Sven Birkerts makes a lovely statement in the American Scholar about why he reads novels: “I read novels in order to indulge in a concentrated and directed sort of inner activity that is not available in most of my daily transactions. This reading, more than anything else I do, parallels—and thereby tunes up, accentuates—my own inner life, which is ever associative, a shuttling between observation, memory, reflection, emotional recognition, and so forth. A good novel puts all these elements into play in its own unique fashion.” Unfortunately, that statement is swaddled in much keening about how the Internet has destroyed our powers of concentration, with little evidence of whether that’s actually the case.

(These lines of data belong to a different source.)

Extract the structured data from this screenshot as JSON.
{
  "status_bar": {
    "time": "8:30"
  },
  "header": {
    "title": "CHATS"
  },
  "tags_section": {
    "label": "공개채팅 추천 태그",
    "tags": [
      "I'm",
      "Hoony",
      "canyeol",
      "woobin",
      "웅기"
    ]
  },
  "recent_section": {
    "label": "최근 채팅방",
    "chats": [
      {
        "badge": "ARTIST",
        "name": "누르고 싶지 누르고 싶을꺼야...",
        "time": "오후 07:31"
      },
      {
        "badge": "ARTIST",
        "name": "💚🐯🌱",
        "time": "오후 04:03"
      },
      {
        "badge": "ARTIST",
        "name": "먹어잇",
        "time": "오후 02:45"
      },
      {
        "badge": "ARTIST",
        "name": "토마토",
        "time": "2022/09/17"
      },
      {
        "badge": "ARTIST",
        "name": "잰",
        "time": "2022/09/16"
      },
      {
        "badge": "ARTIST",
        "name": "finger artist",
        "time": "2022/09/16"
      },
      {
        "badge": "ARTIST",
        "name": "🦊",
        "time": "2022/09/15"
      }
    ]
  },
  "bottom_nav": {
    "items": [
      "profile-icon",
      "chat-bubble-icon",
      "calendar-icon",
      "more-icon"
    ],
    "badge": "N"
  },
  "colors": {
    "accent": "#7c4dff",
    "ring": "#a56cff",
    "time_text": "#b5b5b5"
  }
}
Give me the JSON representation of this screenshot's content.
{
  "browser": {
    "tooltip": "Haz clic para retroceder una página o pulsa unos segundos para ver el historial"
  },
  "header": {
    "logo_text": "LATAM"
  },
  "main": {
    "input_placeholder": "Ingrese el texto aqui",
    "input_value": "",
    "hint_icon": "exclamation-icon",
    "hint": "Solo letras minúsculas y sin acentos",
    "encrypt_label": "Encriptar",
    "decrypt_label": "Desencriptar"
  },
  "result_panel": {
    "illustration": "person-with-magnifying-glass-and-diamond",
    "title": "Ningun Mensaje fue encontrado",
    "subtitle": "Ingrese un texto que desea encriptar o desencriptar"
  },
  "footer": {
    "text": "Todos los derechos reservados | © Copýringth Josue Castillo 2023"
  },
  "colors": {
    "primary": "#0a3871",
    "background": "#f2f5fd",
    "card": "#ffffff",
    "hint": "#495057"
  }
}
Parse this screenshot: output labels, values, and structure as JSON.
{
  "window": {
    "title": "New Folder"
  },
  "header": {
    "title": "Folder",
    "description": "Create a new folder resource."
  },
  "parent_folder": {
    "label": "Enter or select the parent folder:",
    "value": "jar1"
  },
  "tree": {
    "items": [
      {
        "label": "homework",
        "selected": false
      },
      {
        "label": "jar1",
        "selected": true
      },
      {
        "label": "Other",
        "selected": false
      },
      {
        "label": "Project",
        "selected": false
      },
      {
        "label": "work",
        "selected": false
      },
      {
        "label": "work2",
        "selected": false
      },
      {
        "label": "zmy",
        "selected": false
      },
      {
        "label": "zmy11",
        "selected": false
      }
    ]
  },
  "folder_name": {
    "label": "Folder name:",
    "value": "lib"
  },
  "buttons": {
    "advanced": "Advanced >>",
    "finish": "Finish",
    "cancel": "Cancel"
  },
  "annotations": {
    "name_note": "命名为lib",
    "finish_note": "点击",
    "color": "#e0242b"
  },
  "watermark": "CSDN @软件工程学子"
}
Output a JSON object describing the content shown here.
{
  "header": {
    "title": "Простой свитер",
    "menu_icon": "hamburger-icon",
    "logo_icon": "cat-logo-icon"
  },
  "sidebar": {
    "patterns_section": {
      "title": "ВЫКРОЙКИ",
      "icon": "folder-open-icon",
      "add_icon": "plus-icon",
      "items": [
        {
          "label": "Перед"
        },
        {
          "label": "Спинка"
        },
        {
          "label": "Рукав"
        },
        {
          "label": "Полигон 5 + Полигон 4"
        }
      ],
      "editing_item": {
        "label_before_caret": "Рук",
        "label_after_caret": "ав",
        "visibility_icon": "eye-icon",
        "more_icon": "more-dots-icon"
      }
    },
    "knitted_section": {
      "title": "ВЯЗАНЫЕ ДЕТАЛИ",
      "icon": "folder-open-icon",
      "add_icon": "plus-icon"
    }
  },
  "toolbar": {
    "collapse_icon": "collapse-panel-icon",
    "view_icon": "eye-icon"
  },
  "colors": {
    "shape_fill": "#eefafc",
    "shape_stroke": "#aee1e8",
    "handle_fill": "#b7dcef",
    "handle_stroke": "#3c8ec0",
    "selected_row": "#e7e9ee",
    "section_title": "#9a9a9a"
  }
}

He concludes: “Concentration is no longer a given; it has to be strategized, fought for.” I’m as susceptible as anyone to online distractions, but isn’t concentration something we’ve always fought for?
Hilary Spurling‘s new Pearl Buck in China: Journey to the Good Earth, is an interesting biography, even if, like me, you were raised with the notion that Buck wasn’t truly Nobel timber. The book speeds through her later, potboiling years, and Spurling tells the Guardian why: “[W]hat we need now is a shorter, tighter, more sharply focused form, that concentrates on inner meaning rather than its outer chronological and documentary casing.”
Willy Vlautin, author of two admirably spare road-trip novels, The Motel Life and Northline, on his inspirations: “I drive around and listen to ‘Ironweed’ on tape and listen to Tom Waits all day.”
Ruth Franklin takes a close look at the J.D. Salinger letters currently on display at the Morgan Library in New York City.
There’s a Mark Twain impersonator in Hannibal, Missouri, who doesn’t know a whole heck of a lot about Mark Twain.
Chasing Beat writers’ history in Mexico City.
Deborah Eisenberg: “One of the amazing things about writing fiction is that you do get to be other people.”
The Chicago Sun-Times asked me to participate in a poll of sorts on which authors belong in the first class of the Chicago Literary Hall of Fame. Ernest Hemingway didn’t get my vote, but I wasn’t alone in thinking Papa doesn’t count as a Chicago author.
Belle Boggs‘ forthcoming story collection, Mattaponi Queen, was a random pull from my to-be-read pile, an activity that usually doesn’t end well. Happily, this time it worked out: Boggs’ stories, mostly set in southern Virginia, are grim, funny, plainspoken, and are unusually attentive to race and class conflicts. Her short story about man pursuing a sex change, “Jonas,” ran a week back at Five Chapters. Her “Imperial Chrysanthemum,” an even better story, is in the latest issue of the Paris Review.
Displeased with a negative review of the new Yann Martel book, a couple of booksellers take to the Huffington Post to complain. “I think part of the issue is that most newspaper critics try to judge books according to their own personal taste,” they write, then proceed to defend the book based on their own personal tastes.